_Task goal_
Gather up every line from the entries below that uses the word "Unicode".

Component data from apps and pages
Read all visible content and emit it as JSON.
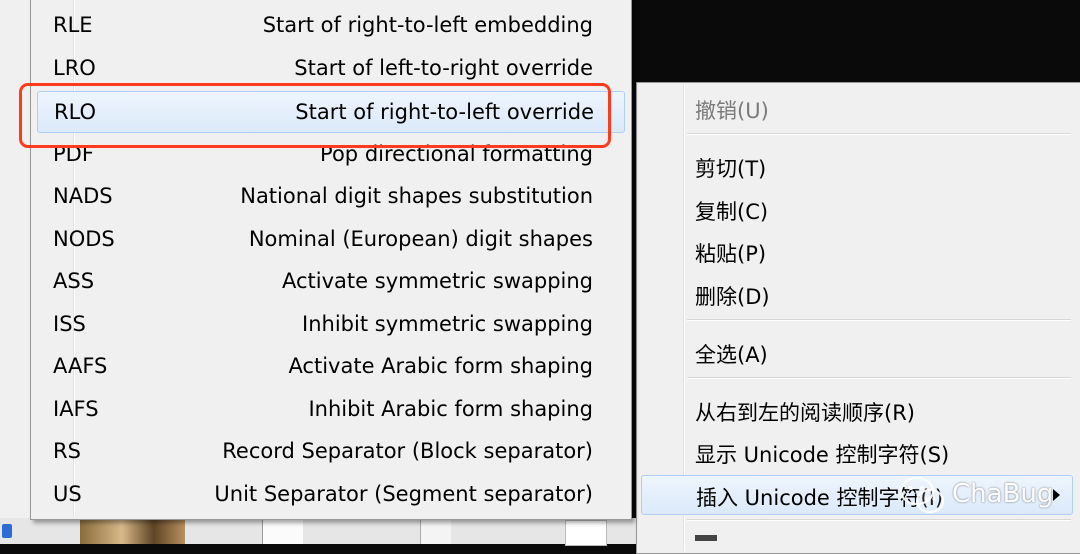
{
  "submenu": {
    "items": [
      {
        "code": "RLE",
        "desc": "Start of right-to-left embedding"
      },
      {
        "code": "LRO",
        "desc": "Start of left-to-right override"
      },
      {
        "code": "RLO",
        "desc": "Start of right-to-left override",
        "highlighted": true
      },
      {
        "code": "PDF",
        "desc": "Pop directional formatting"
      },
      {
        "code": "NADS",
        "desc": "National digit shapes substitution"
      },
      {
        "code": "NODS",
        "desc": "Nominal (European) digit shapes"
      },
      {
        "code": "ASS",
        "desc": "Activate symmetric swapping"
      },
      {
        "code": "ISS",
        "desc": "Inhibit symmetric swapping"
      },
      {
        "code": "AAFS",
        "desc": "Activate Arabic form shaping"
      },
      {
        "code": "IAFS",
        "desc": "Inhibit Arabic form shaping"
      },
      {
        "code": "RS",
        "desc": "Record Separator (Block separator)"
      },
      {
        "code": "US",
        "desc": "Unit Separator (Segment separator)"
      }
    ]
  },
  "context_menu": {
    "items": [
      {
        "label": "撤销(U)",
        "disabled": true
      },
      {
        "label": "剪切(T)"
      },
      {
        "label": "复制(C)"
      },
      {
        "label": "粘贴(P)"
      },
      {
        "label": "删除(D)"
      },
      {
        "label": "全选(A)"
      },
      {
        "label": "从右到左的阅读顺序(R)"
      },
      {
        "label": "显示 Unicode 控制字符(S)"
      },
      {
        "label": "插入 Unicode 控制字符(I)",
        "highlighted": true,
        "has_submenu": true
      }
    ]
  },
  "watermark": {
    "text": "ChaBug",
    "icon": "wechat-icon"
  },
  "colors": {
    "highlight_border": "#ff3b1e",
    "menu_bg": "#f0f0f0",
    "hover_bg": "#dbe9f9"
  }
}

_Task output_
        "label": "显示 Unicode 控制字符(S)"
        "label": "插入 Unicode 控制字符(I)",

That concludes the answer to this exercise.